**WHAT YOU HAVE TO DO**
Could you write out the records below exactly as they appear, leaving out any pictures?
─── TASK MATERIAL ───
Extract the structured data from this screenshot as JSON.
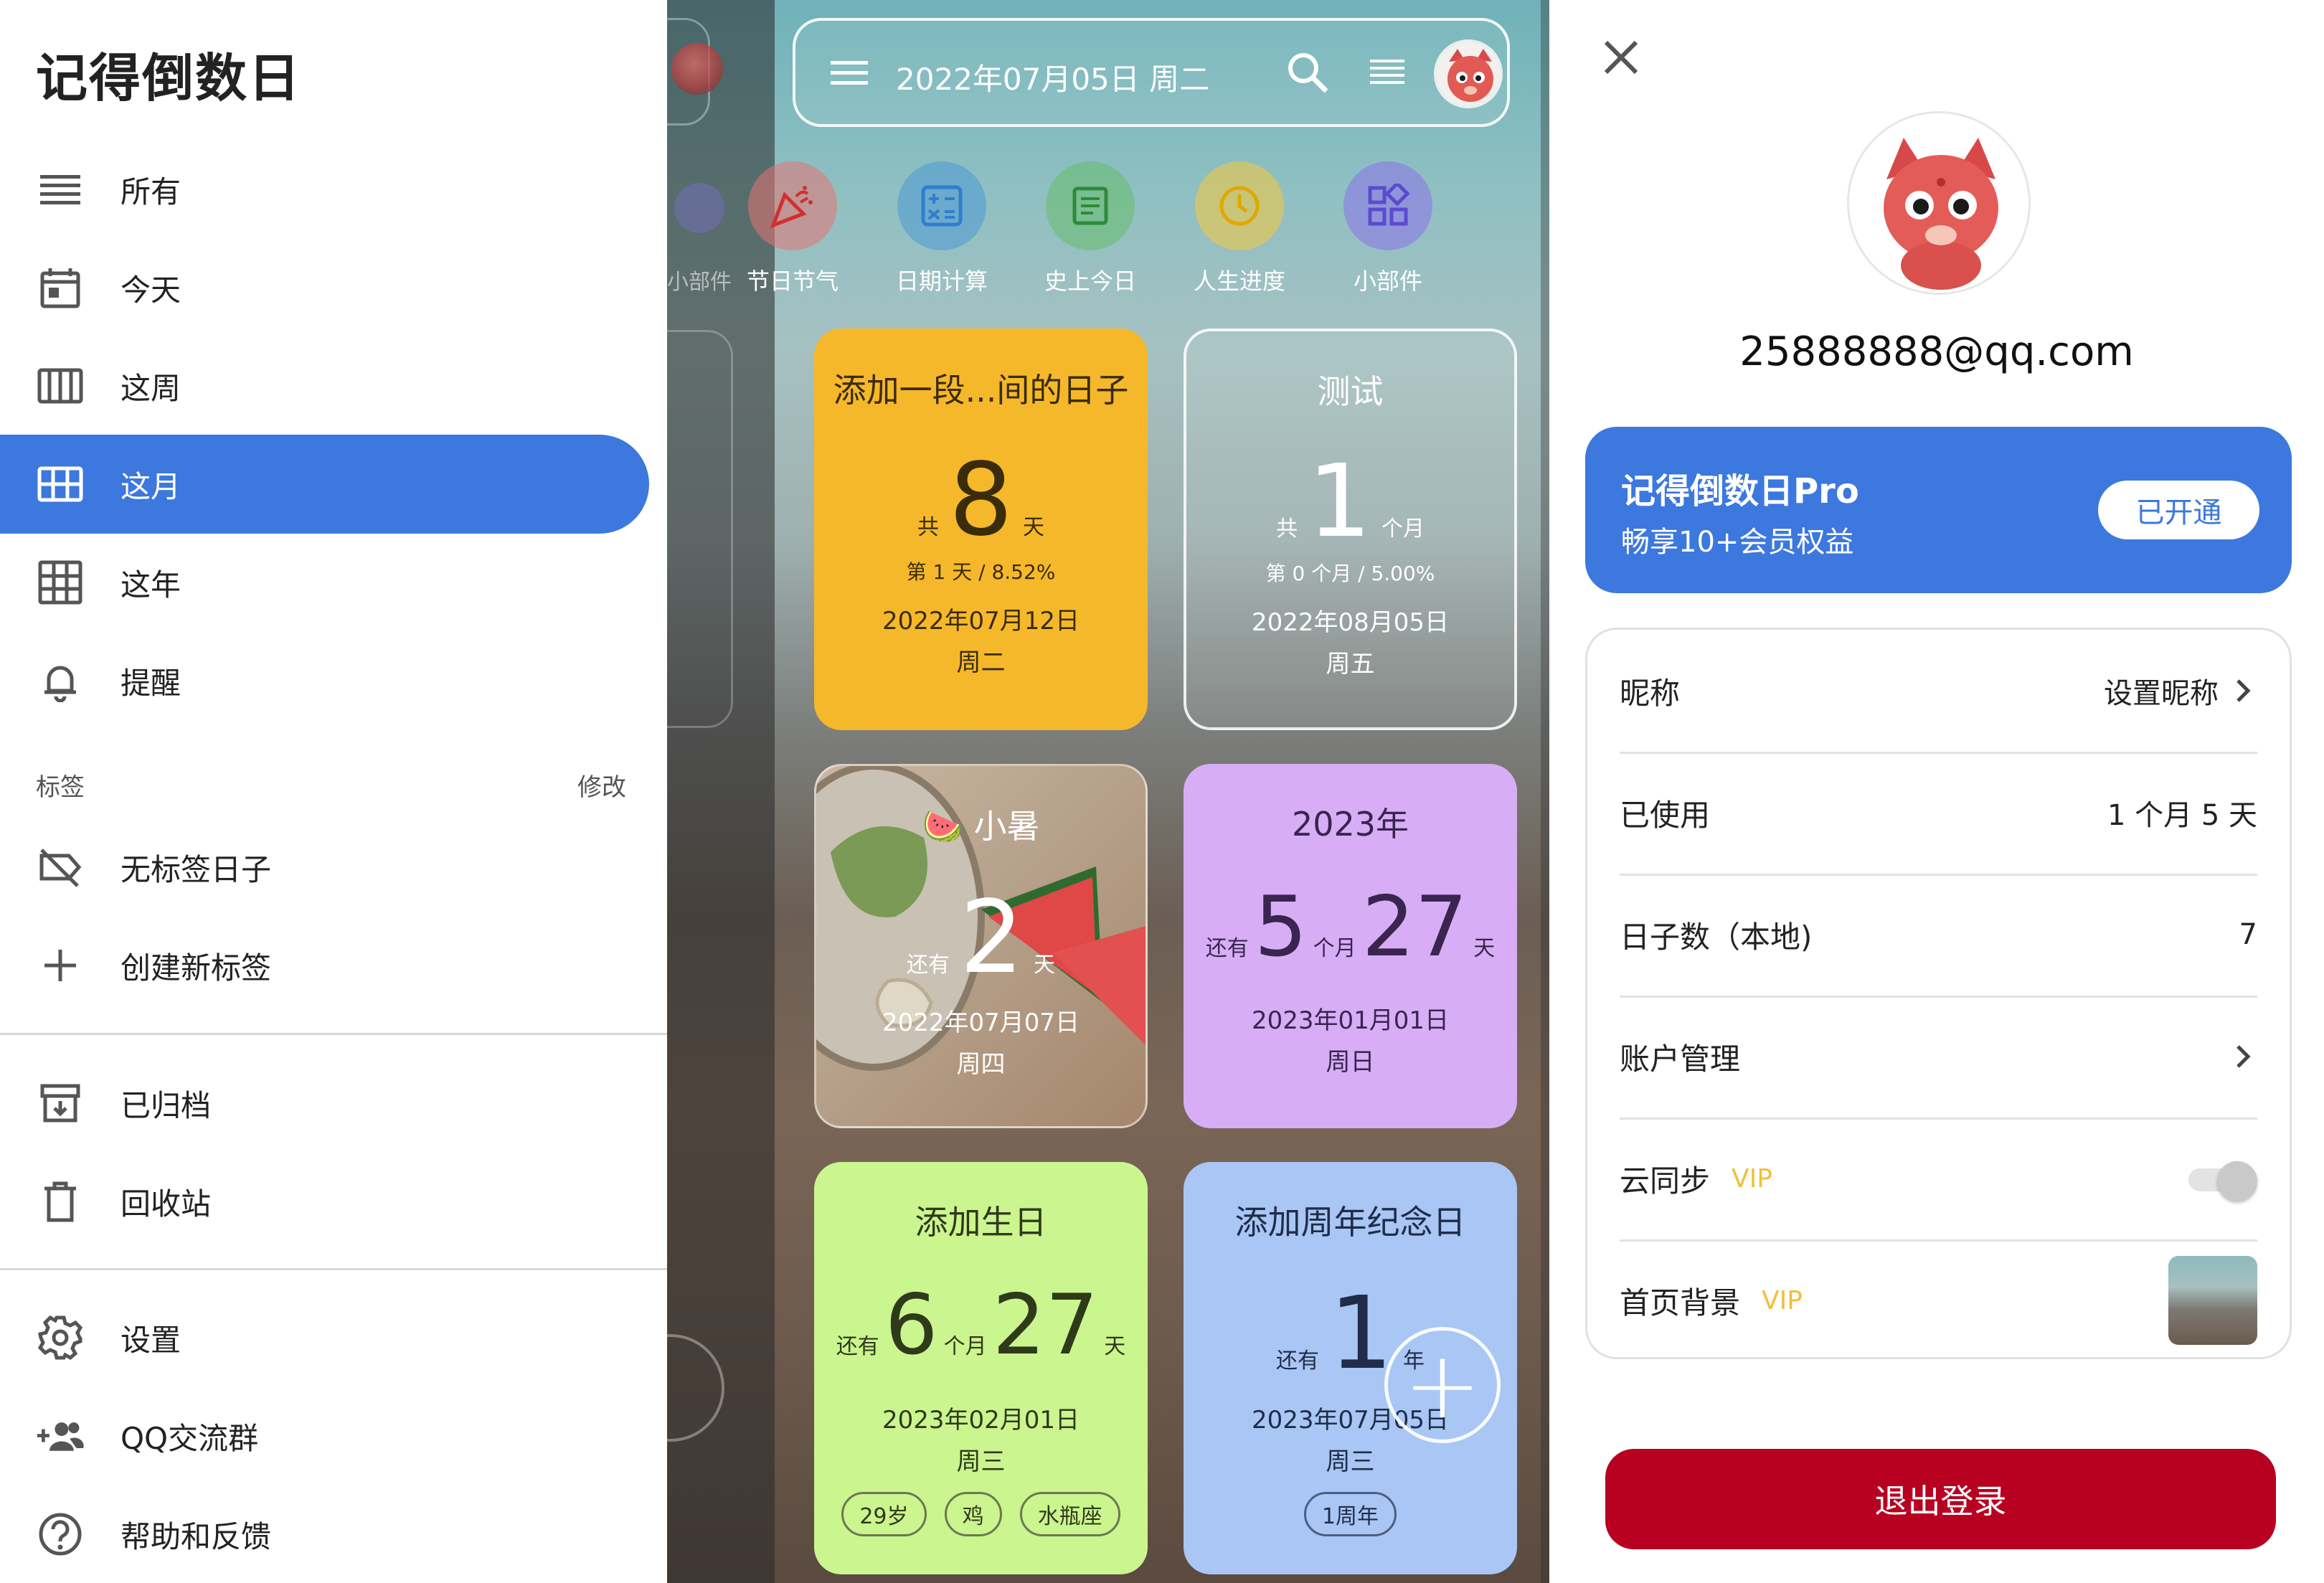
{
  "drawer": {
    "title": "记得倒数日",
    "items": [
      {
        "label": "所有"
      },
      {
        "label": "今天"
      },
      {
        "label": "这周"
      },
      {
        "label": "这月"
      },
      {
        "label": "这年"
      },
      {
        "label": "提醒"
      }
    ],
    "tags_header": "标签",
    "tags_edit": "修改",
    "tag_items": [
      {
        "label": "无标签日子"
      },
      {
        "label": "创建新标签"
      }
    ],
    "archive_items": [
      {
        "label": "已归档"
      },
      {
        "label": "回收站"
      }
    ],
    "bottom_items": [
      {
        "label": "设置"
      },
      {
        "label": "QQ交流群"
      },
      {
        "label": "帮助和反馈"
      }
    ],
    "behind_label": "小部件"
  },
  "home": {
    "date": "2022年07月05日 周二",
    "quick_actions": [
      {
        "label": "节日节气",
        "icon": "party-popper-icon",
        "color": "#d9534f"
      },
      {
        "label": "日期计算",
        "icon": "calculator-icon",
        "color": "#4a90c9"
      },
      {
        "label": "史上今日",
        "icon": "document-icon",
        "color": "#5aa85a"
      },
      {
        "label": "人生进度",
        "icon": "clock-icon",
        "color": "#e0b52b"
      },
      {
        "label": "小部件",
        "icon": "widgets-icon",
        "color": "#7a6cd8"
      }
    ],
    "cards": [
      {
        "title": "添加一段...间的日子",
        "prefix": "共",
        "number": "8",
        "unit": "天",
        "progress": "第 1 天 / 8.52%",
        "date": "2022年07月12日",
        "weekday": "周二",
        "color": "#f6b82b"
      },
      {
        "title": "测试",
        "prefix": "共",
        "number": "1",
        "unit": "个月",
        "progress": "第 0 个月 / 5.00%",
        "date": "2022年08月05日",
        "weekday": "周五",
        "color": "transparent"
      },
      {
        "title": "小暑",
        "emoji": "🍉",
        "prefix": "还有",
        "number": "2",
        "unit": "天",
        "date": "2022年07月07日",
        "weekday": "周四"
      },
      {
        "title": "2023年",
        "prefix": "还有",
        "number": "5",
        "mid_unit": "个月",
        "number2": "27",
        "unit": "天",
        "date": "2023年01月01日",
        "weekday": "周日",
        "color": "#d7aef6"
      },
      {
        "title": "添加生日",
        "prefix": "还有",
        "number": "6",
        "mid_unit": "个月",
        "number2": "27",
        "unit": "天",
        "date": "2023年02月01日",
        "weekday": "周三",
        "chips": [
          "29岁",
          "鸡",
          "水瓶座"
        ],
        "color": "#cbf58f"
      },
      {
        "title": "添加周年纪念日",
        "prefix": "还有",
        "number": "1",
        "unit": "年",
        "date": "2023年07月05日",
        "weekday": "周三",
        "chips": [
          "1周年"
        ],
        "color": "#a9c6f5"
      }
    ],
    "fab": "+"
  },
  "profile": {
    "email": "25888888@qq.com",
    "pro_title": "记得倒数日Pro",
    "pro_sub": "畅享10+会员权益",
    "pro_button": "已开通",
    "rows": [
      {
        "label": "昵称",
        "value": "设置昵称"
      },
      {
        "label": "已使用",
        "value": "1 个月 5 天"
      },
      {
        "label": "日子数（本地)",
        "value": "7"
      },
      {
        "label": "账户管理",
        "value": ""
      },
      {
        "label": "云同步",
        "vip": "VIP"
      },
      {
        "label": "首页背景",
        "vip": "VIP"
      }
    ],
    "logout": "退出登录"
  }
}
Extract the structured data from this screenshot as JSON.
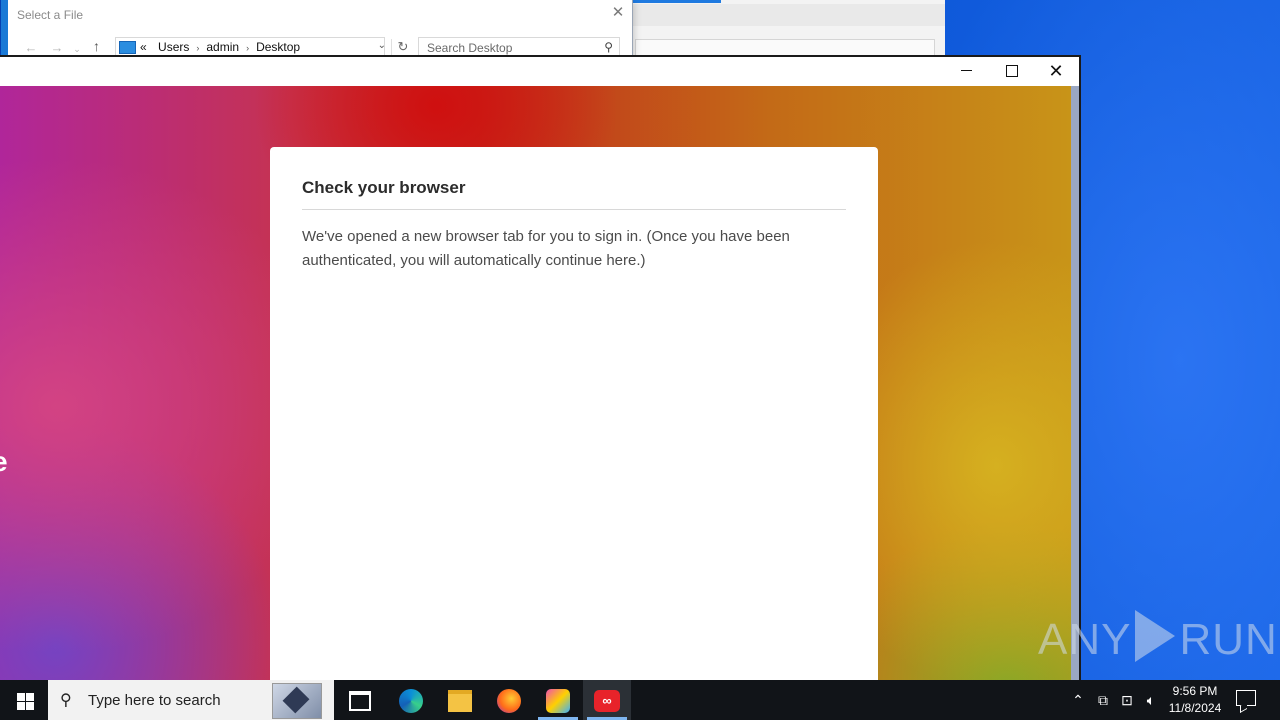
{
  "file_dialog": {
    "title": "Select a File",
    "close_icon": "close-icon",
    "nav_back_icon": "arrow-left-icon",
    "nav_forward_icon": "arrow-right-icon",
    "nav_up_icon": "arrow-up-icon",
    "path_prefix": "«",
    "breadcrumb": [
      "Users",
      "admin",
      "Desktop"
    ],
    "search_placeholder": "Search Desktop"
  },
  "adobe_window": {
    "card": {
      "title": "Check your browser",
      "message": "We've opened a new browser tab for you to sign in. (Once you have been authenticated, you will automatically continue here.)"
    },
    "partial_glyph": "e"
  },
  "watermark": {
    "left": "ANY",
    "right": "RUN"
  },
  "taskbar": {
    "search_placeholder": "Type here to search",
    "time": "9:56 PM",
    "date": "11/8/2024",
    "apps": [
      "task-view",
      "edge",
      "file-explorer",
      "firefox",
      "camera-app",
      "creative-cloud"
    ]
  },
  "colors": {
    "accent": "#1979d6",
    "adobe_red": "#e8232a"
  }
}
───
**WRITTEN SOLUTION**
Extract the structured data from this screenshot as JSON.
{
  "drawer": {
    "title": "记得倒数日",
    "items": [
      {
        "label": "所有"
      },
      {
        "label": "今天"
      },
      {
        "label": "这周"
      },
      {
        "label": "这月"
      },
      {
        "label": "这年"
      },
      {
        "label": "提醒"
      }
    ],
    "tags_header": "标签",
    "tags_edit": "修改",
    "tag_items": [
      {
        "label": "无标签日子"
      },
      {
        "label": "创建新标签"
      }
    ],
    "archive_items": [
      {
        "label": "已归档"
      },
      {
        "label": "回收站"
      }
    ],
    "bottom_items": [
      {
        "label": "设置"
      },
      {
        "label": "QQ交流群"
      },
      {
        "label": "帮助和反馈"
      }
    ],
    "behind_label": "小部件"
  },
  "home": {
    "date": "2022年07月05日 周二",
    "quick_actions": [
      {
        "label": "节日节气",
        "icon": "party-popper-icon",
        "color": "#d9534f"
      },
      {
        "label": "日期计算",
        "icon": "calculator-icon",
        "color": "#4a90c9"
      },
      {
        "label": "史上今日",
        "icon": "document-icon",
        "color": "#5aa85a"
      },
      {
        "label": "人生进度",
        "icon": "clock-icon",
        "color": "#e0b52b"
      },
      {
        "label": "小部件",
        "icon": "widgets-icon",
        "color": "#7a6cd8"
      }
    ],
    "cards": [
      {
        "title": "添加一段...间的日子",
        "prefix": "共",
        "number": "8",
        "unit": "天",
        "progress": "第 1 天 / 8.52%",
        "date": "2022年07月12日",
        "weekday": "周二",
        "color": "#f6b82b"
      },
      {
        "title": "测试",
        "prefix": "共",
        "number": "1",
        "unit": "个月",
        "progress": "第 0 个月 / 5.00%",
        "date": "2022年08月05日",
        "weekday": "周五",
        "color": "transparent"
      },
      {
        "title": "小暑",
        "emoji": "🍉",
        "prefix": "还有",
        "number": "2",
        "unit": "天",
        "date": "2022年07月07日",
        "weekday": "周四"
      },
      {
        "title": "2023年",
        "prefix": "还有",
        "number": "5",
        "mid_unit": "个月",
        "number2": "27",
        "unit": "天",
        "date": "2023年01月01日",
        "weekday": "周日",
        "color": "#d7aef6"
      },
      {
        "title": "添加生日",
        "prefix": "还有",
        "number": "6",
        "mid_unit": "个月",
        "number2": "27",
        "unit": "天",
        "date": "2023年02月01日",
        "weekday": "周三",
        "chips": [
          "29岁",
          "鸡",
          "水瓶座"
        ],
        "color": "#cbf58f"
      },
      {
        "title": "添加周年纪念日",
        "prefix": "还有",
        "number": "1",
        "unit": "年",
        "date": "2023年07月05日",
        "weekday": "周三",
        "chips": [
          "1周年"
        ],
        "color": "#a9c6f5"
      }
    ],
    "fab": "+"
  },
  "profile": {
    "email": "25888888@qq.com",
    "pro_title": "记得倒数日Pro",
    "pro_sub": "畅享10+会员权益",
    "pro_button": "已开通",
    "rows": [
      {
        "label": "昵称",
        "value": "设置昵称"
      },
      {
        "label": "已使用",
        "value": "1 个月 5 天"
      },
      {
        "label": "日子数（本地)",
        "value": "7"
      },
      {
        "label": "账户管理",
        "value": ""
      },
      {
        "label": "云同步",
        "vip": "VIP"
      },
      {
        "label": "首页背景",
        "vip": "VIP"
      }
    ],
    "logout": "退出登录"
  }
}
Extract the structured data from this screenshot as JSON.
{
  "file_dialog": {
    "title": "Select a File",
    "close_icon": "close-icon",
    "nav_back_icon": "arrow-left-icon",
    "nav_forward_icon": "arrow-right-icon",
    "nav_up_icon": "arrow-up-icon",
    "path_prefix": "«",
    "breadcrumb": [
      "Users",
      "admin",
      "Desktop"
    ],
    "search_placeholder": "Search Desktop"
  },
  "adobe_window": {
    "card": {
      "title": "Check your browser",
      "message": "We've opened a new browser tab for you to sign in. (Once you have been authenticated, you will automatically continue here.)"
    },
    "partial_glyph": "e"
  },
  "watermark": {
    "left": "ANY",
    "right": "RUN"
  },
  "taskbar": {
    "search_placeholder": "Type here to search",
    "time": "9:56 PM",
    "date": "11/8/2024",
    "apps": [
      "task-view",
      "edge",
      "file-explorer",
      "firefox",
      "camera-app",
      "creative-cloud"
    ]
  },
  "colors": {
    "accent": "#1979d6",
    "adobe_red": "#e8232a"
  }
}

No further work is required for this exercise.